I host a weekly, themed amateur podcast. All three adjectives used very casually because sometimes my laptop doesn’t work and I have to postpone for a week, sometimes the theme is just “ranting” and amateur is used very sparingly because it is to say I have some potential in a podcast market. My friends and sometimes anonymous contributors call in most always enthusiastic with their stories and more interestingly enough, almost always confused as to what a “podcast” is. “Is this live?” “Are there people listening?” “What is this?” All questions I have heard, and can be answered in tying Tom Gunning’s thoughts on “re-newing old technology.”
I have always enjoyed talk radio, and in a “go, go, go” society, we have no time to sit down and read the newspaper. It makes it much easier to be able to enjoy your news while driving or wherever accessible. However, accessibility was one of the major criticisms with talk radio, the inability to listen to your favorite stations without having a radio became problematic. This want to be able to listen to radio on demand brought to fruition “web radio.” Now with the internet being so accessible web radio became a hit, which lead to the ultimate creation of podcasting. Podcasting brings a sense of “uncanny” as Gunning describes, because it evokes a feeling of reminiscence while combining an air of newness. The gathering of a family around a radio is an iconic picture of American culture, albeit a bit dated. That is why I believe the excitement and entertainment that came from listening to the radio has been broken down to a more personalized, unpredictable and concentrated format. Gunning goes on to talk about this want for technology to be able to turn the future into a Utopia. The idea is that while technology advances more of our wants are met. In this instance, my generation aptly named the “Me Generation” wants everything personalized. With podcasts we don’t have to “suffer” through listening to commercials, or only being able to listen to a particular show at a particular time. The want for a more personalized, a more portable entertainment has been met.

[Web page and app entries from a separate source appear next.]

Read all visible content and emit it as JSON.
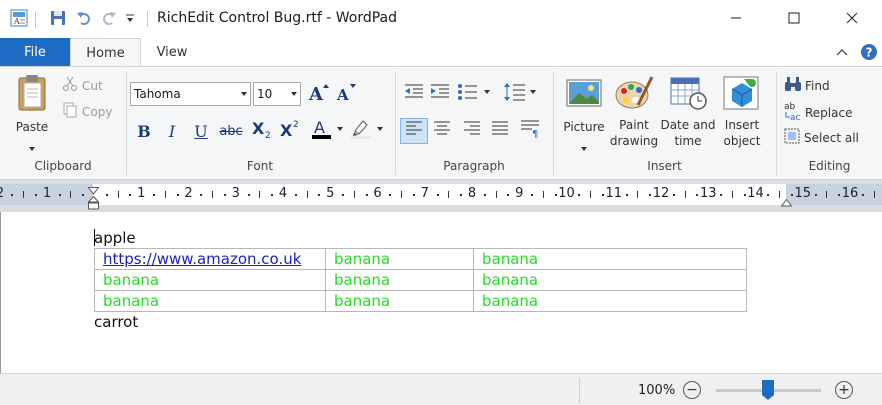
{
  "window": {
    "title": "RichEdit Control Bug.rtf - WordPad",
    "controls": [
      "minimize-icon",
      "maximize-icon",
      "close-icon"
    ]
  },
  "quick_access": [
    "save-icon",
    "undo-icon",
    "redo-icon",
    "customize-dropdown-icon"
  ],
  "ribbon": {
    "tabs": {
      "file": "File",
      "home": "Home",
      "view": "View"
    },
    "clipboard": {
      "label": "Clipboard",
      "paste": "Paste",
      "cut": "Cut",
      "copy": "Copy"
    },
    "font": {
      "label": "Font",
      "family": "Tahoma",
      "size": "10"
    },
    "paragraph": {
      "label": "Paragraph"
    },
    "insert": {
      "label": "Insert",
      "picture": "Picture",
      "paint_1": "Paint",
      "paint_2": "drawing",
      "date_1": "Date and",
      "date_2": "time",
      "object_1": "Insert",
      "object_2": "object"
    },
    "editing": {
      "label": "Editing",
      "find": "Find",
      "replace": "Replace",
      "select_all": "Select all"
    }
  },
  "ruler": {
    "left_numbers": [
      "2",
      "1"
    ],
    "numbers": [
      "1",
      "2",
      "3",
      "4",
      "5",
      "6",
      "7",
      "8",
      "9",
      "10",
      "11",
      "12",
      "13",
      "14",
      "15",
      "16"
    ]
  },
  "document": {
    "line1": "apple",
    "table": [
      [
        "https://www.amazon.co.uk",
        "banana",
        "banana"
      ],
      [
        "banana",
        "banana",
        "banana"
      ],
      [
        "banana",
        "banana",
        "banana"
      ]
    ],
    "line2": "carrot"
  },
  "status": {
    "zoom": "100%",
    "zoom_level_percent": 100
  },
  "colors": {
    "accent": "#1d6bc3",
    "link": "#1b1bc8",
    "green_text": "#22dd22"
  }
}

To touch on my meme, it must first be brought to the forefront that since there is a large feeling of “newness” to podcasts, their use is still murky to many people. To this effect, most all of my friends have only heard of my podcast, which is a comedy podcast, so they believe that podcasts are just mediums for comedians. To celebrities, and to my knowledge, podcasts have become another way to market their product. Gone are the days where a celebrity would have to tour all around America talking on radio stations to promote their standup show, or new TV series coming out. Now, celebrities can go to one or two podcasts in the Los Angeles area and send it to the whole world. Society would like to see podcasts as a learning and educational venue marketed at the same audition as talk radio. For this reason I believe names like NPR and TED Talks are the most prominent features on the iTunes Podcast section. I would like to think of podcasts as a new medium to create, talk and socialize. I think podcasts create a link to and from creatives and consumers of media aimed at a goal of interconnectivity. At the end of the day, and in summation, podcasts give voices to many people who might have not previously gone through the ranks of becoming a radio DJ. Now, one can simply download Garageband and grab a mic, and start creating. Podcasts have democratized a new way to connect and share and to entertain, and as long as they are in the zeitgeist, I will appreciate them
Ciccarelli, Stephanie. “History of Podcasting.” Voices.com. Voices, 01 Aug. 2013. Web. 29 Jan. 2014.
Gunning, T. 2003. ‘Re-newing Old Technologies: Astonishment, Second Nature and the Uncanny in Technology From the Previous Turn-of the-Century’, in Thorburn, D. and Jenkins, H. (eds) Rethinking Media Change: The Aesthetics of Transition. Cambridge, MA: MIT Press